Down to the final line, print each entry exactly.

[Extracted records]
Start of Block
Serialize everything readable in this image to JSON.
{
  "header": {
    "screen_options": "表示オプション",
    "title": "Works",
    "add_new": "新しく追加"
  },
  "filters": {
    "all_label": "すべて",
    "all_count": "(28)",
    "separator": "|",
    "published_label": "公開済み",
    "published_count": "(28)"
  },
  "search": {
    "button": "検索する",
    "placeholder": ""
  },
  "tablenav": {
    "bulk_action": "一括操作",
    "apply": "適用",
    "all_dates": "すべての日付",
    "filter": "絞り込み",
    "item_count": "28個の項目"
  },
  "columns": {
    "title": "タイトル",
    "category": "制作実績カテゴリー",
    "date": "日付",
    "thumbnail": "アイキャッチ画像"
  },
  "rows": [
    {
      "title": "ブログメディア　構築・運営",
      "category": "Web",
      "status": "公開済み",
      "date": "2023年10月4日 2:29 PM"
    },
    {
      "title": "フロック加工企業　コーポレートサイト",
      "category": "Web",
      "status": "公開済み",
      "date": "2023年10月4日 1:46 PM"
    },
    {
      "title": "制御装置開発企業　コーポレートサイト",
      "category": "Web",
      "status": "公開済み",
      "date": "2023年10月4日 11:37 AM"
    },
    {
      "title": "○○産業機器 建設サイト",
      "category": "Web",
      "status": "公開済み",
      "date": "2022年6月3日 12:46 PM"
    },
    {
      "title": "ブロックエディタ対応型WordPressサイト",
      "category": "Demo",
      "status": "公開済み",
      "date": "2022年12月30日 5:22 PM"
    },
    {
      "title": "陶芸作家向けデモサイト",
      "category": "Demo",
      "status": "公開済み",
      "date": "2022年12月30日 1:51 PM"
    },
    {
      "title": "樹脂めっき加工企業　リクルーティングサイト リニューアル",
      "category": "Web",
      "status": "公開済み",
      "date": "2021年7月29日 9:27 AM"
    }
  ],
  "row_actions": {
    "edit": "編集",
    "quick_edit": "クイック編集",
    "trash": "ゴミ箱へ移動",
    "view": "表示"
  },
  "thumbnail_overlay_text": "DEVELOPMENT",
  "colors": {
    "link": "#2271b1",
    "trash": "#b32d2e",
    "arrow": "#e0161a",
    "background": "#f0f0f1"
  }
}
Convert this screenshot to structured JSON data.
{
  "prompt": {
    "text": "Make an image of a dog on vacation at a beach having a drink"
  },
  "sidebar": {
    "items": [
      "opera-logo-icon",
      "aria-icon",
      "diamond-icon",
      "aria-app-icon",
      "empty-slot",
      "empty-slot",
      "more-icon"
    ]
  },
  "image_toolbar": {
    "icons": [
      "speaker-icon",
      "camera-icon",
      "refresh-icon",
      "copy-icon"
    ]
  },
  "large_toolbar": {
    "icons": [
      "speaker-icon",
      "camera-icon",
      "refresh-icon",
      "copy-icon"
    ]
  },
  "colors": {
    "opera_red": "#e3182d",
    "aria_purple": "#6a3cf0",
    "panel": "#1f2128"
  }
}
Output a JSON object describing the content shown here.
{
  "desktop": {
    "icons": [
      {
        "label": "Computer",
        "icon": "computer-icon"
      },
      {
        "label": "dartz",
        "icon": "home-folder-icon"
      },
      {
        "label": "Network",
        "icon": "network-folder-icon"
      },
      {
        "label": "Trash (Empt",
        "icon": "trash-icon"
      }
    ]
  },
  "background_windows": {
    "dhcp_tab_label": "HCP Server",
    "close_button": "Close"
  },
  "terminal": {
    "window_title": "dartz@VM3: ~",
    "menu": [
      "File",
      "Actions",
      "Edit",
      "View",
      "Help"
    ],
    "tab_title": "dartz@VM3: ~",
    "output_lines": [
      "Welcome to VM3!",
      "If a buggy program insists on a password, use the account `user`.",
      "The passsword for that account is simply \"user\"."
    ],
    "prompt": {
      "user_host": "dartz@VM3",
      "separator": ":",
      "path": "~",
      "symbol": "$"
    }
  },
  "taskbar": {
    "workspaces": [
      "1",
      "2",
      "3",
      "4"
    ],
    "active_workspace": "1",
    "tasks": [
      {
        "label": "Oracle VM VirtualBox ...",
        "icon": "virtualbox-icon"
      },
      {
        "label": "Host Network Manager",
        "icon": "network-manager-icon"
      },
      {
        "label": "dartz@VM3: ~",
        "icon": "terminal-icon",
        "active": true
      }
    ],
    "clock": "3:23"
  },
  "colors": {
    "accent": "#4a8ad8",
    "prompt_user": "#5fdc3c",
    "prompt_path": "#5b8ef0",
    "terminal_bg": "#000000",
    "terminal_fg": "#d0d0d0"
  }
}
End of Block
### Worked solution
Serialize everything readable in this image to JSON.
{
  "header": {
    "screen_options": "表示オプション",
    "title": "Works",
    "add_new": "新しく追加"
  },
  "filters": {
    "all_label": "すべて",
    "all_count": "(28)",
    "separator": "|",
    "published_label": "公開済み",
    "published_count": "(28)"
  },
  "search": {
    "button": "検索する",
    "placeholder": ""
  },
  "tablenav": {
    "bulk_action": "一括操作",
    "apply": "適用",
    "all_dates": "すべての日付",
    "filter": "絞り込み",
    "item_count": "28個の項目"
  },
  "columns": {
    "title": "タイトル",
    "category": "制作実績カテゴリー",
    "date": "日付",
    "thumbnail": "アイキャッチ画像"
  },
  "rows": [
    {
      "title": "ブログメディア　構築・運営",
      "category": "Web",
      "status": "公開済み",
      "date": "2023年10月4日 2:29 PM"
    },
    {
      "title": "フロック加工企業　コーポレートサイト",
      "category": "Web",
      "status": "公開済み",
      "date": "2023年10月4日 1:46 PM"
    },
    {
      "title": "制御装置開発企業　コーポレートサイト",
      "category": "Web",
      "status": "公開済み",
      "date": "2023年10月4日 11:37 AM"
    },
    {
      "title": "○○産業機器 建設サイト",
      "category": "Web",
      "status": "公開済み",
      "date": "2022年6月3日 12:46 PM"
    },
    {
      "title": "ブロックエディタ対応型WordPressサイト",
      "category": "Demo",
      "status": "公開済み",
      "date": "2022年12月30日 5:22 PM"
    },
    {
      "title": "陶芸作家向けデモサイト",
      "category": "Demo",
      "status": "公開済み",
      "date": "2022年12月30日 1:51 PM"
    },
    {
      "title": "樹脂めっき加工企業　リクルーティングサイト リニューアル",
      "category": "Web",
      "status": "公開済み",
      "date": "2021年7月29日 9:27 AM"
    }
  ],
  "row_actions": {
    "edit": "編集",
    "quick_edit": "クイック編集",
    "trash": "ゴミ箱へ移動",
    "view": "表示"
  },
  "thumbnail_overlay_text": "DEVELOPMENT",
  "colors": {
    "link": "#2271b1",
    "trash": "#b32d2e",
    "arrow": "#e0161a",
    "background": "#f0f0f1"
  }
}
Convert this screenshot to structured JSON data.
{
  "prompt": {
    "text": "Make an image of a dog on vacation at a beach having a drink"
  },
  "sidebar": {
    "items": [
      "opera-logo-icon",
      "aria-icon",
      "diamond-icon",
      "aria-app-icon",
      "empty-slot",
      "empty-slot",
      "more-icon"
    ]
  },
  "image_toolbar": {
    "icons": [
      "speaker-icon",
      "camera-icon",
      "refresh-icon",
      "copy-icon"
    ]
  },
  "large_toolbar": {
    "icons": [
      "speaker-icon",
      "camera-icon",
      "refresh-icon",
      "copy-icon"
    ]
  },
  "colors": {
    "opera_red": "#e3182d",
    "aria_purple": "#6a3cf0",
    "panel": "#1f2128"
  }
}
Output a JSON object describing the content shown here.
{
  "desktop": {
    "icons": [
      {
        "label": "Computer",
        "icon": "computer-icon"
      },
      {
        "label": "dartz",
        "icon": "home-folder-icon"
      },
      {
        "label": "Network",
        "icon": "network-folder-icon"
      },
      {
        "label": "Trash (Empt",
        "icon": "trash-icon"
      }
    ]
  },
  "background_windows": {
    "dhcp_tab_label": "HCP Server",
    "close_button": "Close"
  },
  "terminal": {
    "window_title": "dartz@VM3: ~",
    "menu": [
      "File",
      "Actions",
      "Edit",
      "View",
      "Help"
    ],
    "tab_title": "dartz@VM3: ~",
    "output_lines": [
      "Welcome to VM3!",
      "If a buggy program insists on a password, use the account `user`.",
      "The passsword for that account is simply \"user\"."
    ],
    "prompt": {
      "user_host": "dartz@VM3",
      "separator": ":",
      "path": "~",
      "symbol": "$"
    }
  },
  "taskbar": {
    "workspaces": [
      "1",
      "2",
      "3",
      "4"
    ],
    "active_workspace": "1",
    "tasks": [
      {
        "label": "Oracle VM VirtualBox ...",
        "icon": "virtualbox-icon"
      },
      {
        "label": "Host Network Manager",
        "icon": "network-manager-icon"
      },
      {
        "label": "dartz@VM3: ~",
        "icon": "terminal-icon",
        "active": true
      }
    ],
    "clock": "3:23"
  },
  "colors": {
    "accent": "#4a8ad8",
    "prompt_user": "#5fdc3c",
    "prompt_path": "#5b8ef0",
    "terminal_bg": "#000000",
    "terminal_fg": "#d0d0d0"
  }
}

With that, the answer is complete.